The Forest Park Historical Society is nothing if not plucky. Over its intensely interesting and intensely odd decades, the society has been led by quirky fellows who gave it their all but weren’t great at sharing, delegating or outreach. It was always something of a secret society.
Now the historical society, with an energized board, has figured out that the power of local history is in celebrating it, sharing it, and building enthusiasm around it. But repeated efforts to find a permanent physical home for the always cash-shy society have been frustrated by challenging circumstances.
It seemed back in 2015 that a workable solution had finally been found as the society entered into a rent-to-own pact with a local church, First United, facing a long-term decline in congregants. But, as happens, with old, untended buildings, they decay, they leak and someone must foot the repair bills. So far, the society and the church have not come to an agreeable solution and so the society has been actively relocating its fragile collection to other venues.
We’d like to think the two sides could resolve this to the mutual good. In the meantime, we’ll take the optimism and the determination of Jerry Lordan, the society’s president, who says, “the best years are still ahead of the Historical Society. … I have more optimism and confidence in our future than I’ve ever had.”
And so do we.
209 plans ahead
You know a taxing body is in trouble when it stops spending on its own facilities. The District 209 public high schools have lurched from one emergency repair to another as poor leadership, unstable administration and a breakdown in planning and priorities laid this district low.
Now the newly focused school board and administration have let a $320,000 contract to a distinguished Chicago architecture firm which will undertake a multi-dimensional process to study enrollment trends, technology upgrades, facility conditions, and changing curriculums and the impact on classroom uses. And all of this year-long study comes with multiple opportunities for community input.
By next spring, District 209 will finally have a complete understanding of its facilities needs and opportunities. Hard choices will follow. But this is one more sign that that Proviso high schools are being run with a focus on students, by community-focused grown-ups, and that these schools will rise once more.
Fireworks are back!
We understood completely back in 2012 when the Park District of Forest Park put a moratorium on the 4th of July fireworks. There were legitimate public safety concerns owing to both oversized crowds and some knuckleheaded youth looking to show off.
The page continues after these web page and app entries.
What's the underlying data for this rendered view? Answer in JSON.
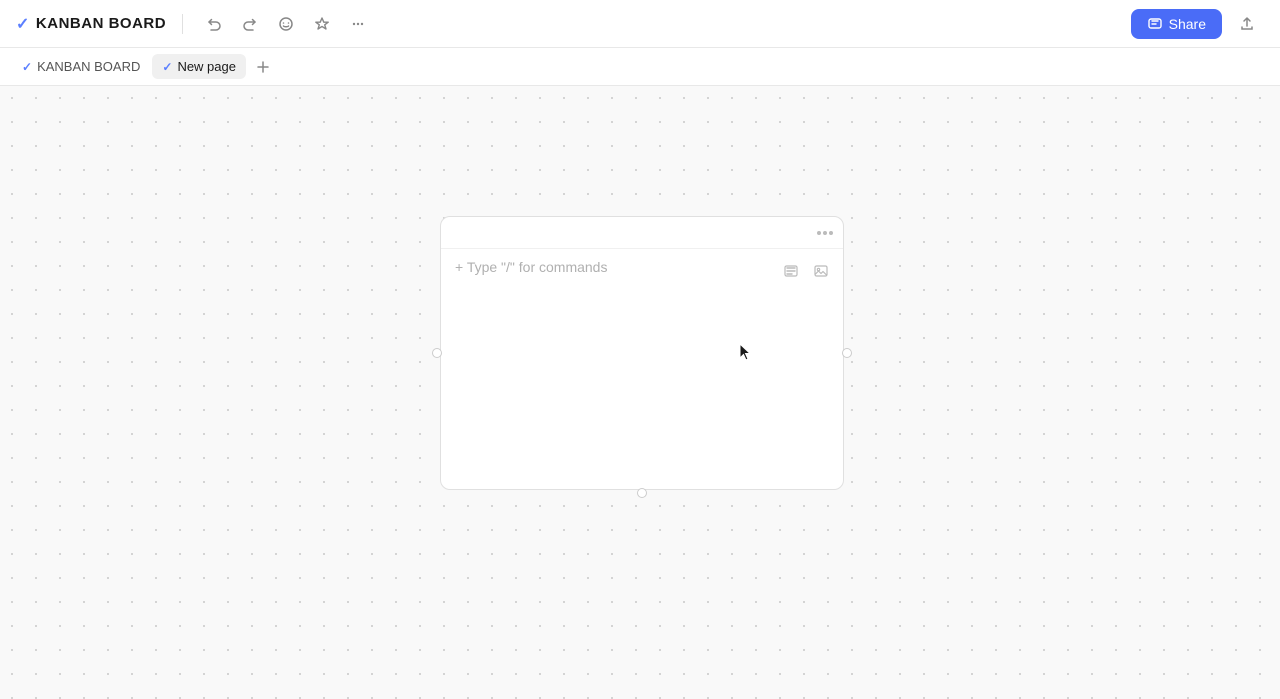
{
  "header": {
    "title": "KANBAN BOARD",
    "check_symbol": "✓",
    "undo_label": "↺",
    "redo_label": "↻",
    "emoji_icon": "☺",
    "star_icon": "☆",
    "more_icon": "⋯",
    "share_label": "Share",
    "export_icon": "⬆"
  },
  "tabs": [
    {
      "id": "kanban-board",
      "label": "KANBAN BOARD",
      "active": false
    },
    {
      "id": "new-page",
      "label": "New page",
      "active": true
    }
  ],
  "add_tab_label": "+",
  "canvas": {
    "card": {
      "menu_dots": [
        "•",
        "•",
        "•"
      ],
      "placeholder": "+ Type \"/\" for commands",
      "action_list_icon": "≡",
      "action_image_icon": "⊡"
    }
  }
}
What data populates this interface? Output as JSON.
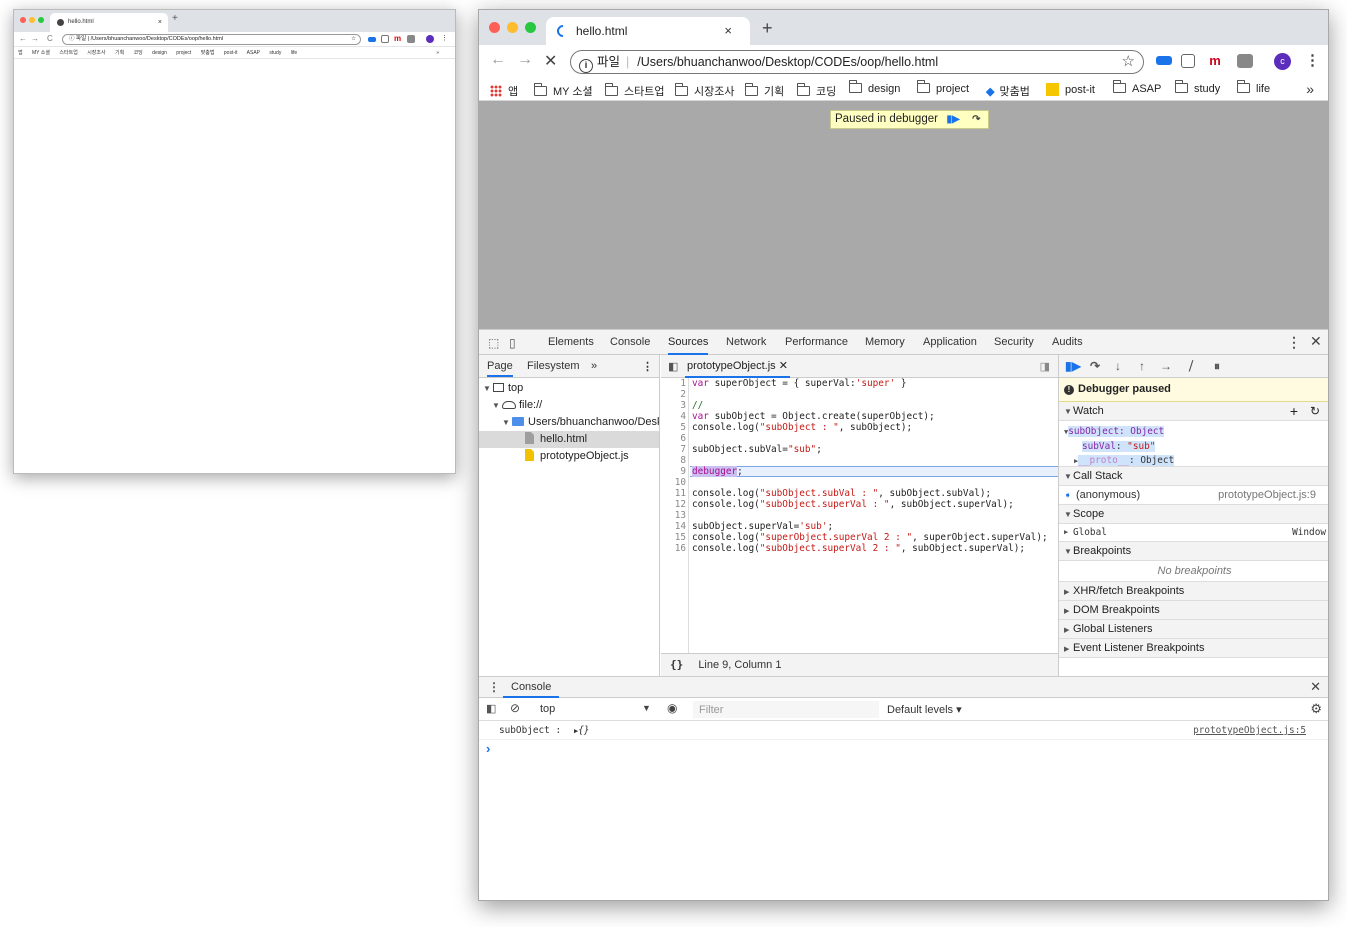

But we’re very happy to see the fireworks return to the park this 4th. The park district and the police department are working hand in hand in pre-planning. There is less out-of-town publicity, the day’s activities have been shortened and everyone will be paying close attention.
It is great for Forest Park to come thoughtfully back around to this grand tradition. Thanks to Forest Park National Bank, our local bank, for being a primary sponsor of the fireworks show.